PROMPT — Gather each line of the entries below that includes "search".

Segment Open

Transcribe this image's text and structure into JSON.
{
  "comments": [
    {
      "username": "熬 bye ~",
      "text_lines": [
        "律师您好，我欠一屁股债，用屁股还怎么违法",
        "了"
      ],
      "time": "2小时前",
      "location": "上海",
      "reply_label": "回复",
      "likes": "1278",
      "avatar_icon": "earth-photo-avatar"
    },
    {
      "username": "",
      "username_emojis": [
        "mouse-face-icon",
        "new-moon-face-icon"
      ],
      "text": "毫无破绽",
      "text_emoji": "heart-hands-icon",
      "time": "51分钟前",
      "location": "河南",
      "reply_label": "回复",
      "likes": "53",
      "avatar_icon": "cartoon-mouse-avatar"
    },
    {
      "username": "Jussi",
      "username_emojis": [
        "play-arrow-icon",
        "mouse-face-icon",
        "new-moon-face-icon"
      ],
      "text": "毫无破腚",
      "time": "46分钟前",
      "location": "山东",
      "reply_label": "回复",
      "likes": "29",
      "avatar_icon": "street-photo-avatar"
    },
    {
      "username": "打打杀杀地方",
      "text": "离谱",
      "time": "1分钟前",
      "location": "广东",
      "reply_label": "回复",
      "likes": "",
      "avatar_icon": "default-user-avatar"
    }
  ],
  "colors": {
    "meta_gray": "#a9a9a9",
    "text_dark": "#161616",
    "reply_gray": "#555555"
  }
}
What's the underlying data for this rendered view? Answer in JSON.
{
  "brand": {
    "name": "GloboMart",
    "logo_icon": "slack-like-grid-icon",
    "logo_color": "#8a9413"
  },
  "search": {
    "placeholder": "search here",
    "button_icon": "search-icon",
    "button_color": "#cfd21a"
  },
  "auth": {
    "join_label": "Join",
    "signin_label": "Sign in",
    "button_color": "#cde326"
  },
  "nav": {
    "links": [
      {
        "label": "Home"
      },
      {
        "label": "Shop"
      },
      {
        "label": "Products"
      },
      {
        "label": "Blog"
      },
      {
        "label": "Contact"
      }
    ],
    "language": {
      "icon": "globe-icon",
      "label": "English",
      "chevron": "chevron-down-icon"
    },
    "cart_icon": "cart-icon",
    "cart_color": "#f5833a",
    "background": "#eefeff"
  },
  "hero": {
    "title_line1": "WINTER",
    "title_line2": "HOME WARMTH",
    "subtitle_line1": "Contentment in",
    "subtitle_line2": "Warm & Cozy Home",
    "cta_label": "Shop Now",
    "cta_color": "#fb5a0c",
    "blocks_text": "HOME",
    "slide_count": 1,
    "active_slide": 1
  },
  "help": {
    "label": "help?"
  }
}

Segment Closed

ANSWER TO THIS PROBLEM —
  "search": {
    "placeholder": "search here",
    "button_icon": "search-icon",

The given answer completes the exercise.